Happy Bastille Day! July 14th is the anniversary of the event considered to mark the beginning of the French Revolution, when a mob of commoners stormed the notorious Bastille prison. the prison was mostly empty, but it wasn’t the freeing of a paltry number of prisoners that was the important. The important part was the commoners put aside their fear of an oppressive aristocracy and struck at one of its symbols. 1789 is a long time ago, but then again, Christmas marks an event 2012 years ago and many people still send out cards.
Nobody sent me a Bastille Day card. Well, I guess you have to give in order to receive, and I can think of some worthy recipients.
JP Morgan Chase, for example, made the news yesterday. It’s stock actually went up, because despite the loss on risky trades, it made a profit. However it also has to restate earnings because it’s losses are a lot bigger than it admitted at first. It took these risks, mind you, despite how these same risky investment caused the crisis of 2008, caused the big banks to need a big bailout, and it took these risks with federal guarantees. So if the losses caused the bank to be in danger, taxpayers would be on the hook. They were supposed to have stopped doing stuff. So a card to spark remembrance of angry 99 percenters might be quite timely.

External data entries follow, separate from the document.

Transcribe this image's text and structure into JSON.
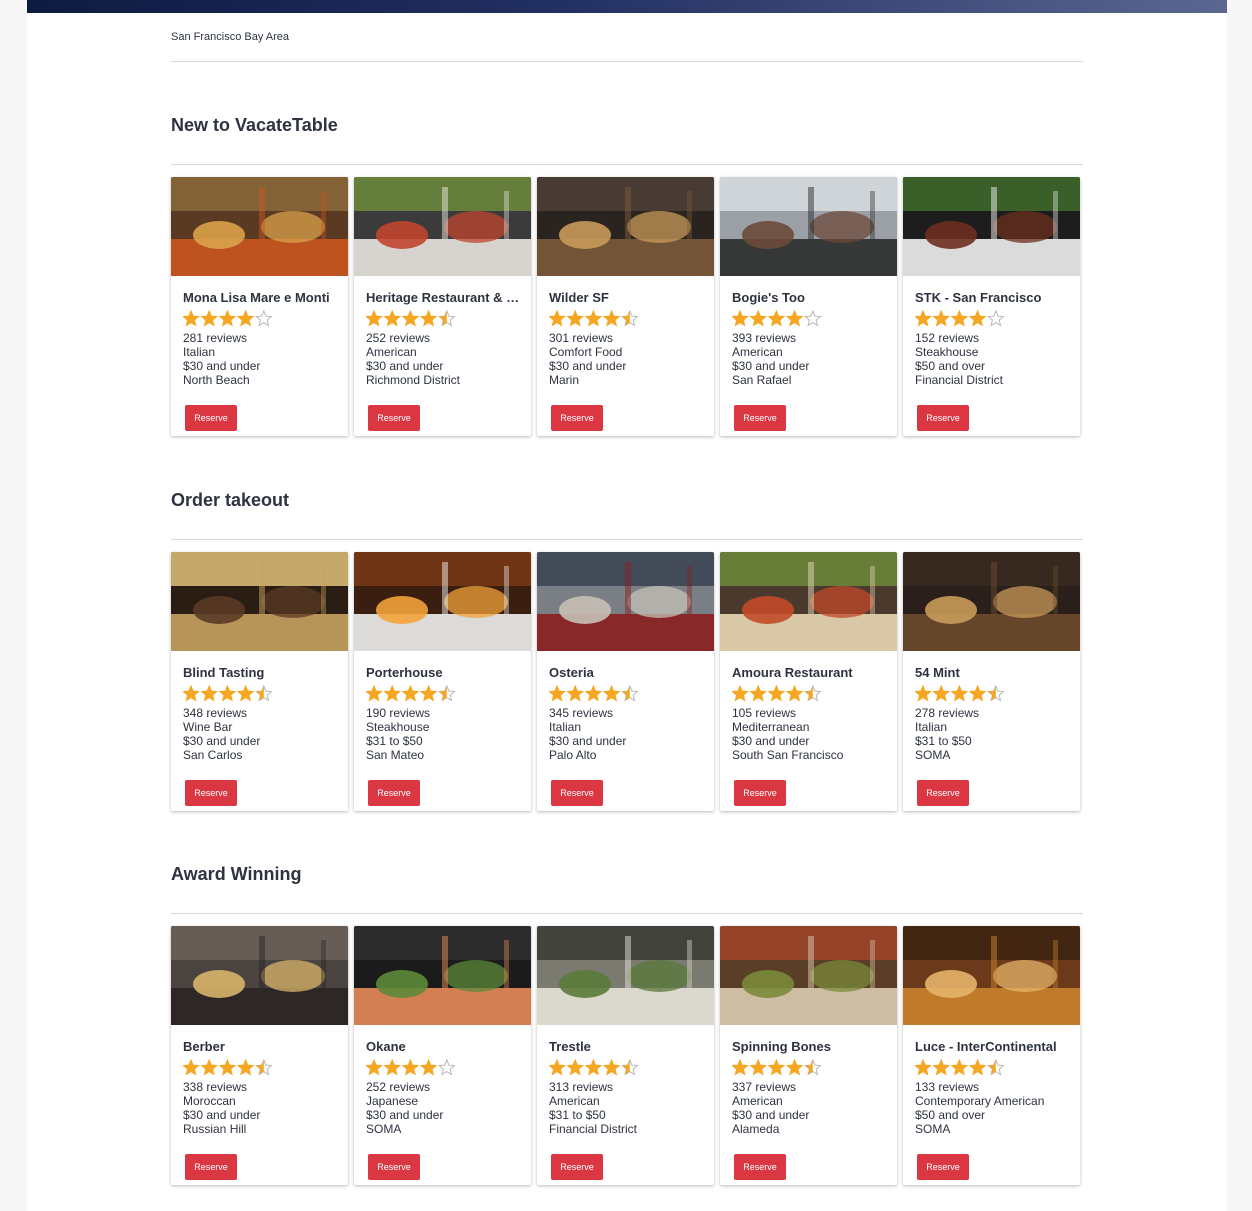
{
  "header": {
    "location": "San Francisco Bay Area"
  },
  "colors": {
    "accent": "#da3743",
    "star": "#f5a623",
    "header_dark": "#0e1a40"
  },
  "sections": [
    {
      "title": "New to VacateTable",
      "restaurants": [
        {
          "name": "Mona Lisa Mare e Monti",
          "rating": 4,
          "reviews": "281 reviews",
          "cuisine": "Italian",
          "price": "$30 and under",
          "location": "North Beach",
          "image": "mona-lisa-photo",
          "button": "Reserve"
        },
        {
          "name": "Heritage Restaurant & Bar",
          "rating": 4.5,
          "reviews": "252 reviews",
          "cuisine": "American",
          "price": "$30 and under",
          "location": "Richmond District",
          "image": "heritage-food-photo",
          "button": "Reserve"
        },
        {
          "name": "Wilder SF",
          "rating": 4.5,
          "reviews": "301 reviews",
          "cuisine": "Comfort Food",
          "price": "$30 and under",
          "location": "Marin",
          "image": "wilder-bar-photo",
          "button": "Reserve"
        },
        {
          "name": "Bogie's Too",
          "rating": 4,
          "reviews": "393 reviews",
          "cuisine": "American",
          "price": "$30 and under",
          "location": "San Rafael",
          "image": "bogies-storefront-photo",
          "button": "Reserve"
        },
        {
          "name": "STK - San Francisco",
          "rating": 4,
          "reviews": "152 reviews",
          "cuisine": "Steakhouse",
          "price": "$50 and over",
          "location": "Financial District",
          "image": "stk-steak-photo",
          "button": "Reserve"
        }
      ]
    },
    {
      "title": "Order takeout",
      "restaurants": [
        {
          "name": "Blind Tasting",
          "rating": 4.5,
          "reviews": "348 reviews",
          "cuisine": "Wine Bar",
          "price": "$30 and under",
          "location": "San Carlos",
          "image": "wine-wall-photo",
          "button": "Reserve"
        },
        {
          "name": "Porterhouse",
          "rating": 4.5,
          "reviews": "190 reviews",
          "cuisine": "Steakhouse",
          "price": "$31 to $50",
          "location": "San Mateo",
          "image": "flambe-photo",
          "button": "Reserve"
        },
        {
          "name": "Osteria",
          "rating": 4.5,
          "reviews": "345 reviews",
          "cuisine": "Italian",
          "price": "$30 and under",
          "location": "Palo Alto",
          "image": "osteria-exterior-photo",
          "button": "Reserve"
        },
        {
          "name": "Amoura Restaurant",
          "rating": 4.5,
          "reviews": "105 reviews",
          "cuisine": "Mediterranean",
          "price": "$30 and under",
          "location": "South San Francisco",
          "image": "mezze-platter-photo",
          "button": "Reserve"
        },
        {
          "name": "54 Mint",
          "rating": 4.5,
          "reviews": "278 reviews",
          "cuisine": "Italian",
          "price": "$31 to $50",
          "location": "SOMA",
          "image": "dining-room-photo",
          "button": "Reserve"
        }
      ]
    },
    {
      "title": "Award Winning",
      "restaurants": [
        {
          "name": "Berber",
          "rating": 4.5,
          "reviews": "338 reviews",
          "cuisine": "Moroccan",
          "price": "$30 and under",
          "location": "Russian Hill",
          "image": "lanterns-photo",
          "button": "Reserve"
        },
        {
          "name": "Okane",
          "rating": 4,
          "reviews": "252 reviews",
          "cuisine": "Japanese",
          "price": "$30 and under",
          "location": "SOMA",
          "image": "salmon-dish-photo",
          "button": "Reserve"
        },
        {
          "name": "Trestle",
          "rating": 4.5,
          "reviews": "313 reviews",
          "cuisine": "American",
          "price": "$31 to $50",
          "location": "Financial District",
          "image": "trestle-room-photo",
          "button": "Reserve"
        },
        {
          "name": "Spinning Bones",
          "rating": 4.5,
          "reviews": "337 reviews",
          "cuisine": "American",
          "price": "$30 and under",
          "location": "Alameda",
          "image": "shared-plates-photo",
          "button": "Reserve"
        },
        {
          "name": "Luce - InterContinental",
          "rating": 4.5,
          "reviews": "133 reviews",
          "cuisine": "Contemporary American",
          "price": "$50 and over",
          "location": "SOMA",
          "image": "luce-interior-photo",
          "button": "Reserve"
        }
      ]
    }
  ]
}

Then there’s Barclay’s, which submitted made up interest rates for calculating LIBOR. Someone tell me again why voluntary compliance with regulation is a good idea? LIBOR is so fundamental to the calculation of all interest rates, that in Britain, this is being treated as bigger than the derivatives implosion. They’re right to do so. A comparison I heard is that being told LIBOR is being played with is like being told Greenwich Mean Time is wrong. I’d add it’s like being told not just that it’s wrong, but that whoever got it wrong was making up for the sake of whatever made a profit that day. The card to Barclay’s needs to leave space for more recipients, because LIBOR comes from 16 banks, so there’s no way Barclay’s could have done this single-handed. Barclay’s merely got caught first.
The last card goes to Bain Capital especially, and more generally to the private equity firms who engaged in leveraged buyouts. They were pretty slick, figuring out the loophole in law that let’s them buy a company on borrowed money, and then take the cash for themselves while leaving the debt solely on the purchased company. Bain et al get “management fees” and “dividends”, while employees get … well actually, they don’t get anything. Turns out they lose their jobs and pensions. Maybe one of them can get a job running Mitt Romney’s car elevator. This Bastille Day card is also a thank you note to Romney, because his campaign has allowed this pernicious practice to become better known, so maybe the private equity buyers will someday become legally liable for the their own debts. Poor Romney wouldn’t have been able to make his fortune, but maybe he could resort to what his dad did, and actually make stuff.